REQUIRED ACTION: Among the entries below, find every line that contains the string "link", then copy it.

PROVIDED MATERIAL:
━━━━━━

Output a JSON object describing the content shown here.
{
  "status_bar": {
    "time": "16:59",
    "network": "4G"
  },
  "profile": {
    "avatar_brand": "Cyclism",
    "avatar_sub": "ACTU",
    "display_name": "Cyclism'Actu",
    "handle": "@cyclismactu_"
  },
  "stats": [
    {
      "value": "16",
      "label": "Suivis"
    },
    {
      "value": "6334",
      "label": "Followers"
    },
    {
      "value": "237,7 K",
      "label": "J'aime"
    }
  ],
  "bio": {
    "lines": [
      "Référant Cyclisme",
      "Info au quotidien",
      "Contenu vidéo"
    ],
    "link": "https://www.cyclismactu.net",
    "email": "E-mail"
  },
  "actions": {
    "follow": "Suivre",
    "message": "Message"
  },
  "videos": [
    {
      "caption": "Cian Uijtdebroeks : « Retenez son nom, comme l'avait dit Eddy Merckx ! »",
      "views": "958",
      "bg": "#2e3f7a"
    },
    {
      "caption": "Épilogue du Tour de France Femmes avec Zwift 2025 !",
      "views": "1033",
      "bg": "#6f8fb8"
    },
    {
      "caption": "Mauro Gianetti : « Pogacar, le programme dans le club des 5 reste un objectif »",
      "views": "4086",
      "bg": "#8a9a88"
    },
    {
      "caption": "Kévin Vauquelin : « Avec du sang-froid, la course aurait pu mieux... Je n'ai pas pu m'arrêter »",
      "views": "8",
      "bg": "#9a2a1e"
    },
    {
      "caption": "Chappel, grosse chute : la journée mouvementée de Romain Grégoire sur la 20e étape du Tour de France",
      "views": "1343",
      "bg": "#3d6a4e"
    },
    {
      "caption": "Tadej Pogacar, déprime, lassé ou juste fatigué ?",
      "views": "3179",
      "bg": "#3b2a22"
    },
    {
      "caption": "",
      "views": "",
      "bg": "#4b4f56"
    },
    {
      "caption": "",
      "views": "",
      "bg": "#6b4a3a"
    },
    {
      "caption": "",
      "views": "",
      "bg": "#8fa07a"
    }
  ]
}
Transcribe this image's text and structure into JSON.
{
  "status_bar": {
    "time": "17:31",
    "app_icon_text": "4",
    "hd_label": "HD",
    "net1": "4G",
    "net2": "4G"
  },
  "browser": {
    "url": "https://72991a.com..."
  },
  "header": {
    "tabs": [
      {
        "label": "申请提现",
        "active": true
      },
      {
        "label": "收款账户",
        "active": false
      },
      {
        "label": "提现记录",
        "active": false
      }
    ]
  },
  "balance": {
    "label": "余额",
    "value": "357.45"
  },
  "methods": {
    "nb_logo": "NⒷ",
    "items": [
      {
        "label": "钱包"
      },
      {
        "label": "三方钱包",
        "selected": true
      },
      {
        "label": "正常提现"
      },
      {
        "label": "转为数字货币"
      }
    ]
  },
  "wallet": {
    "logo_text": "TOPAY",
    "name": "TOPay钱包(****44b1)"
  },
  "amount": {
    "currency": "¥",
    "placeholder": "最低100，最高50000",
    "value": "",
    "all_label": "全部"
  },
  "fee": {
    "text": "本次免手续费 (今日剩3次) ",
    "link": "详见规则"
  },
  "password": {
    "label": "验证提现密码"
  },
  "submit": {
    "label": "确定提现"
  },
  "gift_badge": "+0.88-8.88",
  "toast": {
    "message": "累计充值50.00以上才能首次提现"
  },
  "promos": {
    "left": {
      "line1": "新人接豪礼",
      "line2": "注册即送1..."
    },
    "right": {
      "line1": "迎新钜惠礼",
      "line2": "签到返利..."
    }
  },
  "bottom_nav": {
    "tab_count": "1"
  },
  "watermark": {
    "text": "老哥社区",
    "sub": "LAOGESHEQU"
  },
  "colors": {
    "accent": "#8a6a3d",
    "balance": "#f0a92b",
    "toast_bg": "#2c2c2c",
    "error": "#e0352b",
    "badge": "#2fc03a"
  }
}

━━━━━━

ANSWER SECTION:
    "link": "https://www.cyclismactu.net",
    "link": "详见规则"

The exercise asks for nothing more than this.